(INSTRUCTIONS TO FOLLOW)
For each line below that holds the word "JSON", make a copy.

(Extracted data entries)
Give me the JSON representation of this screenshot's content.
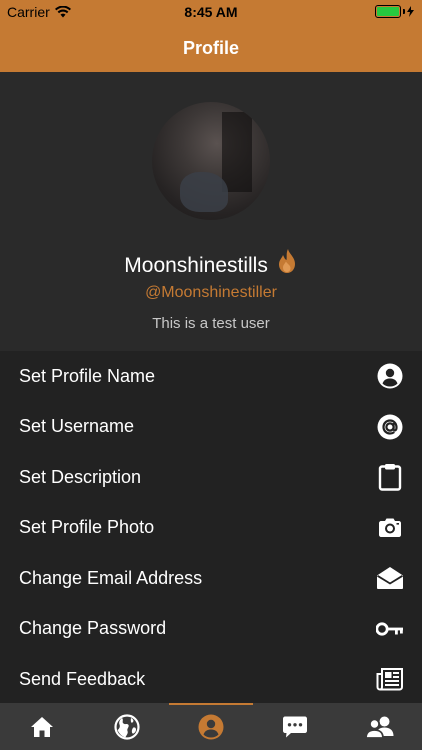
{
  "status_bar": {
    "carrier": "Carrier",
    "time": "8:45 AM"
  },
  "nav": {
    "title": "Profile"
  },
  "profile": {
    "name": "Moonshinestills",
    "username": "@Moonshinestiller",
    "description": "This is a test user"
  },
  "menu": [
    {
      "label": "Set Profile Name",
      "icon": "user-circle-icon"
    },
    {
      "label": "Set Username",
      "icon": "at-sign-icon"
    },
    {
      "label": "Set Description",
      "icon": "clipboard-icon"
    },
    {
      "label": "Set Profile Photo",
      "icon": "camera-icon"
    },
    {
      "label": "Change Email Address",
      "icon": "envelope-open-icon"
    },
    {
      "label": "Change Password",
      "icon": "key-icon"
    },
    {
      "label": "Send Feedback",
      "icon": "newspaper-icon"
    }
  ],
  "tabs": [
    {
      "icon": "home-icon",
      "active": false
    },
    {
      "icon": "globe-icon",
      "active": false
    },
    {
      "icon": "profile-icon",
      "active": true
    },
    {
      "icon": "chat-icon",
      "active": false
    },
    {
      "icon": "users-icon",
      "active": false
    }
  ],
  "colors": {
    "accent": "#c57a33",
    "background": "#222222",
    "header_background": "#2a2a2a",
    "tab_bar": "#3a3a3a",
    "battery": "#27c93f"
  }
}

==

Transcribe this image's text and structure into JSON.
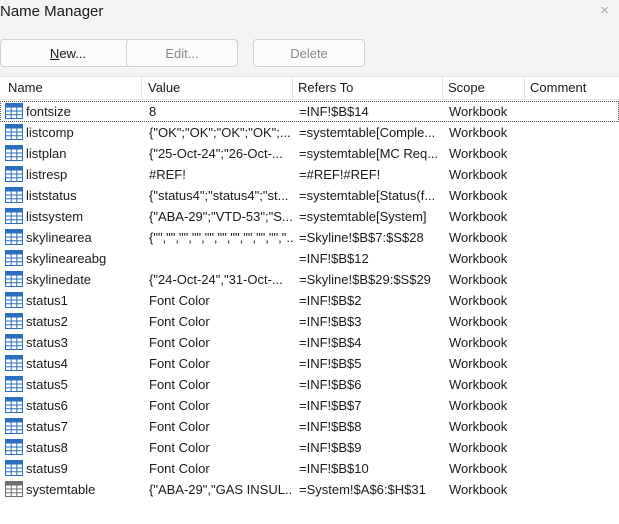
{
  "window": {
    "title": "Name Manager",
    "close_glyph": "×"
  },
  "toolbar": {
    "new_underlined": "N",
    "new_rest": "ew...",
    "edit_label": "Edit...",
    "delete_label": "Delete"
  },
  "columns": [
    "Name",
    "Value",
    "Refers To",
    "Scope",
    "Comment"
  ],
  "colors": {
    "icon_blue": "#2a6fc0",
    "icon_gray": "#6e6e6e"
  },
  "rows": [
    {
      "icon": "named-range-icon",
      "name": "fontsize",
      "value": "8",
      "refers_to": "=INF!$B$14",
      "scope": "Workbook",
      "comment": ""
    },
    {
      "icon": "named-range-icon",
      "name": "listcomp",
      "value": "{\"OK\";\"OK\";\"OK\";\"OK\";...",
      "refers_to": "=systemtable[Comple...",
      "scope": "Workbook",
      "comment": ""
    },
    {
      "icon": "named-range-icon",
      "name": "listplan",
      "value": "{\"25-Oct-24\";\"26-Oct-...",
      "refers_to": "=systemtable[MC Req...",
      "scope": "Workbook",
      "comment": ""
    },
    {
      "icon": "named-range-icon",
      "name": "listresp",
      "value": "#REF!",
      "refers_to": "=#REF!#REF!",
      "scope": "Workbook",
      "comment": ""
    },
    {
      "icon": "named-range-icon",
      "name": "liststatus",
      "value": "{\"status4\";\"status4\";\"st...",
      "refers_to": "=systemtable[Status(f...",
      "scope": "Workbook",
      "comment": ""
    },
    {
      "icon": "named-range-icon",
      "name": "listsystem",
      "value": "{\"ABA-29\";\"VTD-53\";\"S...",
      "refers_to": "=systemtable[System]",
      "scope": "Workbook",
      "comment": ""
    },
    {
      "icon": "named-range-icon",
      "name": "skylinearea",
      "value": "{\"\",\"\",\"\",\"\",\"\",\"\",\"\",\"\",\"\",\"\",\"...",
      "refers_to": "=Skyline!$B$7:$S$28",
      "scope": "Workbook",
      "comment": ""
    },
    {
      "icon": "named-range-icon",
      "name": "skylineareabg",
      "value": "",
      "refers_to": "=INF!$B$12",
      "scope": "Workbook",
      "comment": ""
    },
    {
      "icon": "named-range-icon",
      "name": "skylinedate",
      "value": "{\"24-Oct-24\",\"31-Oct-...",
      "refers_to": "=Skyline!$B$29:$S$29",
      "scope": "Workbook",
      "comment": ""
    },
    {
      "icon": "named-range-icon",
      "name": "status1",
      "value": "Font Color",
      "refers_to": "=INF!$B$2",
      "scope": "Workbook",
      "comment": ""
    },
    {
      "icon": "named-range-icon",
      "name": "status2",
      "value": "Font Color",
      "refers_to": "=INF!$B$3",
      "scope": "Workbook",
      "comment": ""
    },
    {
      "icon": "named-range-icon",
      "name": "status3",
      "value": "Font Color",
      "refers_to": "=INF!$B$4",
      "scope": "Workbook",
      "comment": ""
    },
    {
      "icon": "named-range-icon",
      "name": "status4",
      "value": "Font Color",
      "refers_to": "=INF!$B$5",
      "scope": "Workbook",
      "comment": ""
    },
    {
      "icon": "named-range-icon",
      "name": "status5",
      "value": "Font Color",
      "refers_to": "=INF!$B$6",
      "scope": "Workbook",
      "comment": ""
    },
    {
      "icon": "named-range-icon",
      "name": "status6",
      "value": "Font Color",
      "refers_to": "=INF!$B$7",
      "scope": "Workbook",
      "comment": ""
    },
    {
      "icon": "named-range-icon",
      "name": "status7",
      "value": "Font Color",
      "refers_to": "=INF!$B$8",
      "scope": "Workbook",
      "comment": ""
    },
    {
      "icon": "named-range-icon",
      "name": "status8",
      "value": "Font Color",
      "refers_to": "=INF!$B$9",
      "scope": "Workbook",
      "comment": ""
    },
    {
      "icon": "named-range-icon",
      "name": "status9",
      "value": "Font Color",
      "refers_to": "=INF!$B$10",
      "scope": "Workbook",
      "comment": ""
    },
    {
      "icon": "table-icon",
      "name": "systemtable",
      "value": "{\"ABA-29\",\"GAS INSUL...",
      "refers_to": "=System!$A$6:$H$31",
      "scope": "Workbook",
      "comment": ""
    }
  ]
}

(TASK RESULT)
Give me the JSON representation of this screenshot's content.
Transcribe this image's text and structure into JSON.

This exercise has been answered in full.